There’s a phrase for how the Red Sox should feel when they hear that Josh Beckett needs an MRI to deal with a lingering injury.
It’s all gravy.
Sure, Beckett’s injury complications further validate the front office synopsis that his time of usefulness for the Red Sox was over, just like hearing Carl Crawford whine in Los Angeles further validates how smart it was to trade him and keep him from whining in Boston.
But the Red Sox don’t have to wait for Crawford to underachieve (which he has), Adrian Gonzalez to continue his lack of power at the plate (which he has) or Beckett to fail to be the starter he was paid to be (which he has). Boston can rest easy, because it got the better end of that monumental August trade — no matter how the players it sent west pan out.
The beauty of that late-summer heist will always be how easily the Red Sox rid themselves of pieces they absolutely had to get rid of. Everything else beyond that, such as who they received in return (some good prospects) and how the players they sent away have fared, is really inconsequential.
If Crawford and Gonzalez were to go out and bat .400, put up 40 home runs apiece and keep a team built for success from being inexplicably unsuccessful (which they haven’t), the Red Sox still couldn’t lose this deal. What they gained in salary space and clubhouse relief would have been worth them paying the Dodgers to pull it off. Boston didn’t have to do that, and now the Red Sox barely even have to think about Crawford and Gonzalez anymore as those two continue their mediocre ways out West.
Beckett, meanwhile, is dealing with the kind of injuries that happen to a 33-year-old pitcher whose stuff has diminished over recent years. Beckett has been out since May 13 with a strained groin, and he will have an MRI on Tuesday to try to figure out why his fingers are going numb, Dylan Hernandez of the Los Angeles Times reports. (Beckett was 0-5 with a 5.19 ERA when he went on the disabled list, Dylan Hernandez of the Los Angeles Times also reports.)
But Beckett’s limitations as a pitcher were, of course, the least of the Red Sox’ problems. As hard as it is to imagine slotting those numbers into this year’s Boston rotation, which has been a strong point for the team, what’s even harder to imagine is Beckett still being in the Sox clubhouse. The never-ending reports of the team being “toxic” and Beckett being a horrible person were hard to judge last year, when it was never clear who was knocking who and for what purpose. But the evidence of how well this team is doing with its markedly different perspective and upbeat attitude can’t be argued with. With Jon Lester and Clay Buchholz (to name two) taking fresh looks at how they approach the game, from their time between pitches to the tone they strike with teammates and reporters, it’s hard to see how Beckett would have fit in at all.

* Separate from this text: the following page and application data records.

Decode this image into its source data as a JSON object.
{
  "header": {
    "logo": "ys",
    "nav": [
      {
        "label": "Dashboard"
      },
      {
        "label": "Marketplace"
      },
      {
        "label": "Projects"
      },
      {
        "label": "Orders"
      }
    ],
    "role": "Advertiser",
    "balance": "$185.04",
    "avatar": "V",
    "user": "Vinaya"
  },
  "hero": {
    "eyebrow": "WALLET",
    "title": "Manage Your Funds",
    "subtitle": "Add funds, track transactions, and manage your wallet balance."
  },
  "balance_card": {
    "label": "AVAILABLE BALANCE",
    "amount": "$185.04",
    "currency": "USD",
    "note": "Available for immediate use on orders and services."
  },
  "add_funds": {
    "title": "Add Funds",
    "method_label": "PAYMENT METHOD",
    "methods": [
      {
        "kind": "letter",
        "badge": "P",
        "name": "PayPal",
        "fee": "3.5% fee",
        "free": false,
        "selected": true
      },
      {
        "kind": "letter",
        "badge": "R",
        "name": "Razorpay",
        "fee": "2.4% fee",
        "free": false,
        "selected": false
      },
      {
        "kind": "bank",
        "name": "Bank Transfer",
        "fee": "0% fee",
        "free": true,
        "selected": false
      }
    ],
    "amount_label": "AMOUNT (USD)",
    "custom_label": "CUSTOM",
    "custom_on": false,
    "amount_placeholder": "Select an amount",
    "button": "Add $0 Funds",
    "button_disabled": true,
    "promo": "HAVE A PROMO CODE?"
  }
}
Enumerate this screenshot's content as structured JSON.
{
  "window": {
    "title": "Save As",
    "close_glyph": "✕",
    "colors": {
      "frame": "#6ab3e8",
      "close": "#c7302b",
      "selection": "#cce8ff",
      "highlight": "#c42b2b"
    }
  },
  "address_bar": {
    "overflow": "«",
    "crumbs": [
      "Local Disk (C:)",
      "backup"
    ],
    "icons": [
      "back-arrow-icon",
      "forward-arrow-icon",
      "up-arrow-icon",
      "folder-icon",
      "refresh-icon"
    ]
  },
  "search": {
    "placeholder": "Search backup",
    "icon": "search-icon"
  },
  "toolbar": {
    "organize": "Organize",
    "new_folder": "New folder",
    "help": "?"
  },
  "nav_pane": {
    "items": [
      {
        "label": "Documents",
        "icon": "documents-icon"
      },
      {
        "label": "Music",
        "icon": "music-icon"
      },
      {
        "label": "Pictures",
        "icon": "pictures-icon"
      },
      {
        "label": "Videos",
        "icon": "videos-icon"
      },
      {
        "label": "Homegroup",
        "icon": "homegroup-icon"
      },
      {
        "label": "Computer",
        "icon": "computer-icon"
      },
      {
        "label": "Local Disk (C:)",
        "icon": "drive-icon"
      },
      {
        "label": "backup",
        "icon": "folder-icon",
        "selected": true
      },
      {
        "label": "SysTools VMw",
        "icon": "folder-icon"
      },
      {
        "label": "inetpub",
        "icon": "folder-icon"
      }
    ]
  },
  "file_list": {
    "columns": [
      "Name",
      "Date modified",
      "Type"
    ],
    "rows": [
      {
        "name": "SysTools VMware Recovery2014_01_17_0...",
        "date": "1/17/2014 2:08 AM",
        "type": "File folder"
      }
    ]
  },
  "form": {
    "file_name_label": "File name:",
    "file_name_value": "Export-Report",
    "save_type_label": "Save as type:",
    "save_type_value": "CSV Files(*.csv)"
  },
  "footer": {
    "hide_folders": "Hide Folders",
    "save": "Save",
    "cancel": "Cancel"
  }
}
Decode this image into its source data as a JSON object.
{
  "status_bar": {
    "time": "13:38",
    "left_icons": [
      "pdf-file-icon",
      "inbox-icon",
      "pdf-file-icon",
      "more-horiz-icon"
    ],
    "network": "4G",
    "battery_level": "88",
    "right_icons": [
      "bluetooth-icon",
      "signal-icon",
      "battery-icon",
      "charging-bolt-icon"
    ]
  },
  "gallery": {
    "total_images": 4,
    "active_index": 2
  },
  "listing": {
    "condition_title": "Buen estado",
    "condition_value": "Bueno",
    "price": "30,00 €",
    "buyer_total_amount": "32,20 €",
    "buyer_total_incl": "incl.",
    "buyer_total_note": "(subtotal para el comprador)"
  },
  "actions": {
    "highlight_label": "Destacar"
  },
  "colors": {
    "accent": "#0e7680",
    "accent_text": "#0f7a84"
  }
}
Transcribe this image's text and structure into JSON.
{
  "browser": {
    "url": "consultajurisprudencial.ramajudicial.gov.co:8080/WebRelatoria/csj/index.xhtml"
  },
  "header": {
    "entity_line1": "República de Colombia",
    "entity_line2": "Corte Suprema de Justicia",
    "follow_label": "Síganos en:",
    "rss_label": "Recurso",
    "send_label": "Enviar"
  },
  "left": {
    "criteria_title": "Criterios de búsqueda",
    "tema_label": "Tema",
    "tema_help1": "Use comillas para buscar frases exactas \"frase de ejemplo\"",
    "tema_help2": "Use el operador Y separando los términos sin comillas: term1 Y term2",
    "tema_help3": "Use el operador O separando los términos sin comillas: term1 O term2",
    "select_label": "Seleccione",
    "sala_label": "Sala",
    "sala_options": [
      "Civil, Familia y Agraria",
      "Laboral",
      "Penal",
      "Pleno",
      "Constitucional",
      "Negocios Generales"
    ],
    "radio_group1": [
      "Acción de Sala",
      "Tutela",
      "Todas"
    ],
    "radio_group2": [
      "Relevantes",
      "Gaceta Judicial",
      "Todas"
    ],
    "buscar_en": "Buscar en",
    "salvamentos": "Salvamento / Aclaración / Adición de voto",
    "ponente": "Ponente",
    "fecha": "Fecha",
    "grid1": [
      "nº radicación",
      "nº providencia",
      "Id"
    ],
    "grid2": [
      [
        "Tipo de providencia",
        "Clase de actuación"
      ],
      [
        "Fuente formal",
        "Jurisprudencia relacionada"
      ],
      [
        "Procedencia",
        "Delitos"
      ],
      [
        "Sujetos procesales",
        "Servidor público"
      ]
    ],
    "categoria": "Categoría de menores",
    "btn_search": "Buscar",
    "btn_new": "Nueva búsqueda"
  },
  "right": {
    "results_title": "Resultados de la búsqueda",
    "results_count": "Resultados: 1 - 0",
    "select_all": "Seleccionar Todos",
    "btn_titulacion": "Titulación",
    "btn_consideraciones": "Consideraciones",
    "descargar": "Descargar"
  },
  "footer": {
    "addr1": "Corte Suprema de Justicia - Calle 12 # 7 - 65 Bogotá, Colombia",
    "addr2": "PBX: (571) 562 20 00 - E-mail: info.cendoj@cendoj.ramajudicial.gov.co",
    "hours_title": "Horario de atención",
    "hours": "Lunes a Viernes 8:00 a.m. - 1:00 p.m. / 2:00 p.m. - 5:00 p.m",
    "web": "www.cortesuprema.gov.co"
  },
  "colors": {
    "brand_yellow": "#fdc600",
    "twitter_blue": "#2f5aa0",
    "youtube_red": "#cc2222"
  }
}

No one in Boston is tempted to add up the numbers and ask whether Ryan Dempster (2-5, 4.69 ERA, 67 strikeouts) is a better option than Beckett (0-5, 5.19 ERA, 41 strikeouts), if Mike Napoli (8 home runs, 39 RBIs, .262 average) is preferable to Gonzalez (6 home runs, 37 RBIs, .337), or even if Jonny Gomes (2 home runs, 10 RBIs, .176 average in 91 at-bats) is an upgrade from Crawford (5 home runs, 13 RBIs, .308 in 169 at-bats). The numbers, at this point, are of secondary concern to a Red Sox team that is the perfect real-life example of how stats don’t make winners, but teammates playing together do.
In their deal with the Dodgers last summer, the Red Sox rid themselves of huge, horrible contracts. They made a statement that whatever happened at the end of 2011 and throughout 2012 was not acceptable going forward. They got rid of three players who had proven to cause more problems than they solved in the clubhouse and on the field (while Beckett and Crawford attract obvious blame, Gonzalez’s flaw was that he was never a good fit for Boston). And they got great prospects and plenty of salary space to maneuver and build whatever they wanted for 2013.
Beckett’s injury, Crawford’s whining and Gonzalez’s solid-but-not-MVP play are fine to see whenever Sox supporters turn their eyes to Pacific Standard Time. But they’re hardly worth writing about, because this deal was a winner no matter what that trio did when it left town.
At this point, it’s all gravy.